■ **What you have to do**
Please filter the data down to the lines that include the word "value" and copy them.

■ **Exercise input**
-=-=-=-=-

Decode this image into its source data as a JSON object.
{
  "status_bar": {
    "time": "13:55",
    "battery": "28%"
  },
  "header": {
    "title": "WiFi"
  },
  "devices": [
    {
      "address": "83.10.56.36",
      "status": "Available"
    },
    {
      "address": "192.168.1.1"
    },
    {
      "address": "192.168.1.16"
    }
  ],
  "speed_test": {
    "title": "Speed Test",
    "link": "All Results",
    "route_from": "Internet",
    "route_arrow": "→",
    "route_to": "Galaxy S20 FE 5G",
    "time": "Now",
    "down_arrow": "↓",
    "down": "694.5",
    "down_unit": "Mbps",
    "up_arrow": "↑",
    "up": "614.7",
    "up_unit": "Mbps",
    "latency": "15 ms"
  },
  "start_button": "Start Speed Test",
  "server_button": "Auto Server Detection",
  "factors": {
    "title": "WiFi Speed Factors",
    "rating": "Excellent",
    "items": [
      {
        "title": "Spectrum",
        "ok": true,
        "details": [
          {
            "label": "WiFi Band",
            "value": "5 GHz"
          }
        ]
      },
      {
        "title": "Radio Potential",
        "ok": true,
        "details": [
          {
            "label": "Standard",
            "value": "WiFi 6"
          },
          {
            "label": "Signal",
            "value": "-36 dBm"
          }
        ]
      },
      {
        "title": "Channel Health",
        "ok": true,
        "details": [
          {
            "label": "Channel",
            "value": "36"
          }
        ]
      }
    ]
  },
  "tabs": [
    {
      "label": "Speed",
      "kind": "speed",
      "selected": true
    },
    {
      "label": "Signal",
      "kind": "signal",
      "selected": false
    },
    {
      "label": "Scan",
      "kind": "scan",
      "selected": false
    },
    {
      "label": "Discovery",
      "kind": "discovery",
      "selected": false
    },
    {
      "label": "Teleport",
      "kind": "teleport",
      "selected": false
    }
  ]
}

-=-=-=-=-

■ **Solution to this problem**
            "value": "5 GHz"
            "value": "WiFi 6"
            "value": "-36 dBm"
            "value": "36"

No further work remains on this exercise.